Genome analysis is big business. Thanks to the human genome project, two related fields of medicine–computational biology and personalized medicine–have become part of our health care vocabulary over the past few years. Because genome sequencing requires multi-terabyte files and mind-boggling amounts of server power, it’s been a boon for tech companies. One of them, Intel, announced this week that they can now analyze a genome in only one day, a 300% increase in speed from the previous three days it took for genome decoding.
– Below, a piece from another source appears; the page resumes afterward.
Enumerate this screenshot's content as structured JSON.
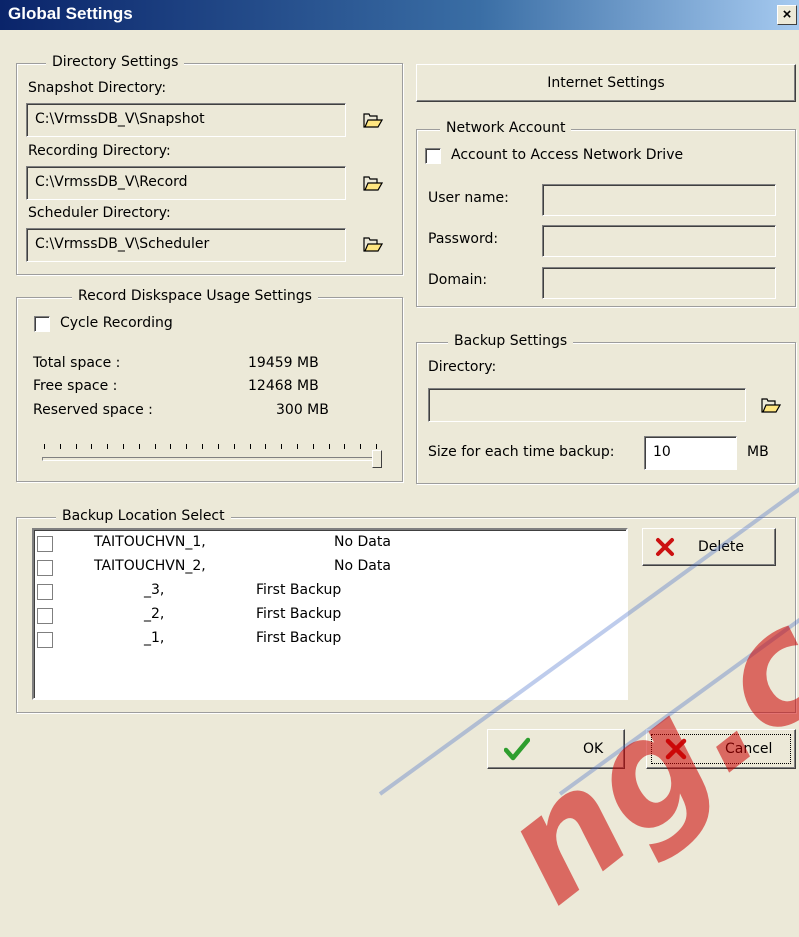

Intel’s new benchmark was announced in conjunction with the joint MIT-Harvard Broad Institute. In recent years, Intel has aggressively targeted customers in the health care industry (along with automotive-sector customers) in order to build alternative profit bases. Industry trends like the rise of tablets and smartphones, along with the rising enterprise use of cloud computing have hurt Intel’s traditional business model; health care gives Intel a lucrative new industry to work in.
Eric Dishman, an Intel health care executive and one of Fast Company‘s Most Creative People, said that the work with Broad was part of a much larger effort in North America and Europe to develop a health care tech infrastructure that would “take genomics to the bedside and to the clinic” rather than only research hospitals. Dishman has an unusual resume for a tech executive; he was diagnosed with kidney cancer in college and credits genomics with helping to save his life. And 23 years after receiving his diagnosis, a genomic analysis led doctors to begin treating him with a drug intended for another sort of cancer. This drug treatment allowed him to become healthy enough to receive a kidney transplant.
The increase in genome processing speed comes through a new version of Broad’s Genome Analysis Toolkit (GATK) running on Intel servers. According to Broad and Intel, the new benchmarks in variant discovery don’t just cut analysis times from three days to one day, but can also analyze data sets with 100 times more DNA samples than previously possible. These changes are due to both the new software update and the use of instruction sets related to highly compute intensive tasks that were released in late 2013.
Other Intel partners in the genomics sphere include London’s Francis Crick Institute and the Beijing Genomics Institute. Dishman added that “(We work) on the technical challenges. We need to make the computer as fast as possible and then there’s the storage. This is some of the biggest of big data, if you generate a file every time a patient goes to the clinic, someday that will be a huge problem.” The end goal? To make the Broad’s genomics programs “hum like a well-tuned engine.”